Prompt
Pick out the lines below that contain the string "image" and copy them all.

Dataset excerpts
———
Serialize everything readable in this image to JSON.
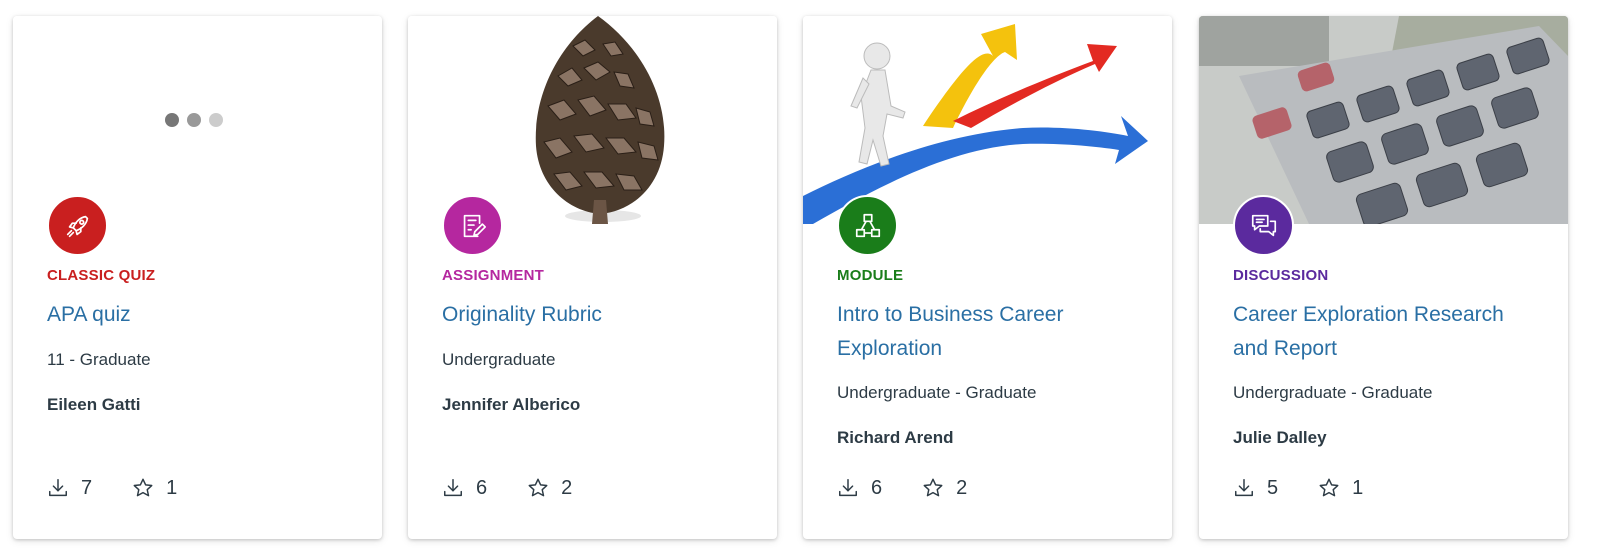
{
  "cards": [
    {
      "type_label": "CLASSIC QUIZ",
      "type_color": "#c91f1f",
      "icon": "rocket-icon",
      "title": "APA quiz",
      "meta": "11 - Graduate",
      "author": "Eileen Gatti",
      "downloads": "7",
      "favorites": "1",
      "image": "loading-dots"
    },
    {
      "type_label": "ASSIGNMENT",
      "type_color": "#b5279f",
      "icon": "assignment-icon",
      "title": "Originality Rubric",
      "meta": "Undergraduate",
      "author": "Jennifer Alberico",
      "downloads": "6",
      "favorites": "2",
      "image": "pinecone-image"
    },
    {
      "type_label": "MODULE",
      "type_color": "#1a7d1a",
      "icon": "module-icon",
      "title": "Intro to Business Career Exploration",
      "meta": "Undergraduate - Graduate",
      "author": "Richard Arend",
      "downloads": "6",
      "favorites": "2",
      "image": "career-path-arrows-image"
    },
    {
      "type_label": "DISCUSSION",
      "type_color": "#5b2a9e",
      "icon": "discussion-icon",
      "title": "Career Exploration Research and Report",
      "meta": "Undergraduate - Graduate",
      "author": "Julie Dalley",
      "downloads": "5",
      "favorites": "1",
      "image": "calculator-image"
    }
  ]
}
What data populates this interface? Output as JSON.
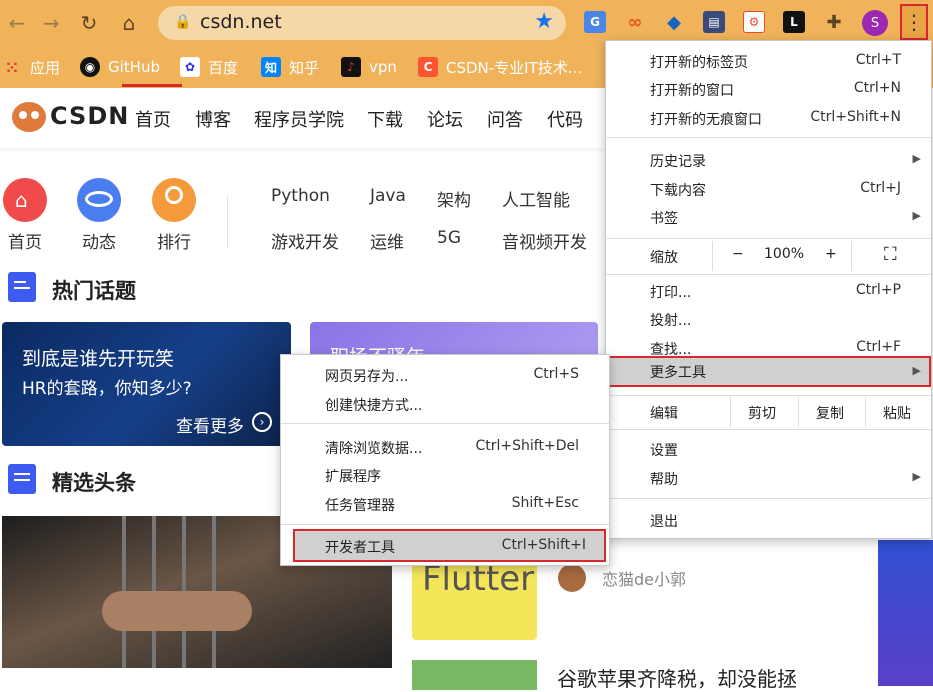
{
  "browser": {
    "url": "csdn.net",
    "profile_initial": "S",
    "bookmarks": [
      {
        "label": "应用",
        "icon": "apps-grid-icon"
      },
      {
        "label": "GitHub",
        "icon": "github-icon"
      },
      {
        "label": "百度",
        "icon": "baidu-paw-icon"
      },
      {
        "label": "知乎",
        "icon": "zhihu-icon"
      },
      {
        "label": "vpn",
        "icon": "vpn-icon"
      },
      {
        "label": "CSDN-专业IT技术...",
        "icon": "csdn-icon"
      }
    ]
  },
  "csdn": {
    "logo_text": "CSDN",
    "nav": [
      "首页",
      "博客",
      "程序员学院",
      "下载",
      "论坛",
      "问答",
      "代码"
    ],
    "quick_links": [
      "首页",
      "动态",
      "排行"
    ],
    "tags_row1": [
      "Python",
      "Java",
      "架构",
      "人工智能"
    ],
    "tags_row2": [
      "游戏开发",
      "运维",
      "5G",
      "音视频开发"
    ],
    "hot_topics_title": "热门话题",
    "banner1_title": "到底是谁先开玩笑",
    "banner1_sub": "HR的套路，你知多少?",
    "banner1_more": "查看更多",
    "banner2_title": "职场不骚年",
    "featured_title": "精选头条",
    "flutter_text": "Flutter",
    "article_author": "恋猫de小郭",
    "article_title": "谷歌苹果齐降税，却没能拯"
  },
  "chrome_menu": {
    "new_tab": "打开新的标签页",
    "new_tab_sc": "Ctrl+T",
    "new_window": "打开新的窗口",
    "new_window_sc": "Ctrl+N",
    "incognito": "打开新的无痕窗口",
    "incognito_sc": "Ctrl+Shift+N",
    "history": "历史记录",
    "downloads": "下载内容",
    "downloads_sc": "Ctrl+J",
    "bookmarks": "书签",
    "zoom": "缩放",
    "zoom_minus": "−",
    "zoom_level": "100%",
    "zoom_plus": "+",
    "print": "打印...",
    "print_sc": "Ctrl+P",
    "cast": "投射...",
    "find": "查找...",
    "find_sc": "Ctrl+F",
    "more_tools": "更多工具",
    "edit": "编辑",
    "cut": "剪切",
    "copy": "复制",
    "paste": "粘贴",
    "settings": "设置",
    "help": "帮助",
    "exit": "退出"
  },
  "more_tools_menu": {
    "save_page": "网页另存为...",
    "save_page_sc": "Ctrl+S",
    "create_shortcut": "创建快捷方式...",
    "clear_data": "清除浏览数据...",
    "clear_data_sc": "Ctrl+Shift+Del",
    "extensions": "扩展程序",
    "task_manager": "任务管理器",
    "task_manager_sc": "Shift+Esc",
    "dev_tools": "开发者工具",
    "dev_tools_sc": "Ctrl+Shift+I"
  },
  "colors": {
    "accent": "#1a73e8",
    "highlight": "#d9272e",
    "csdn_red": "#fc5531"
  }
}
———
Result below
Serialize everything readable in this image to JSON.
      "image": "loading-dots"
      "image": "pinecone-image"
      "image": "career-path-arrows-image"
      "image": "calculator-image"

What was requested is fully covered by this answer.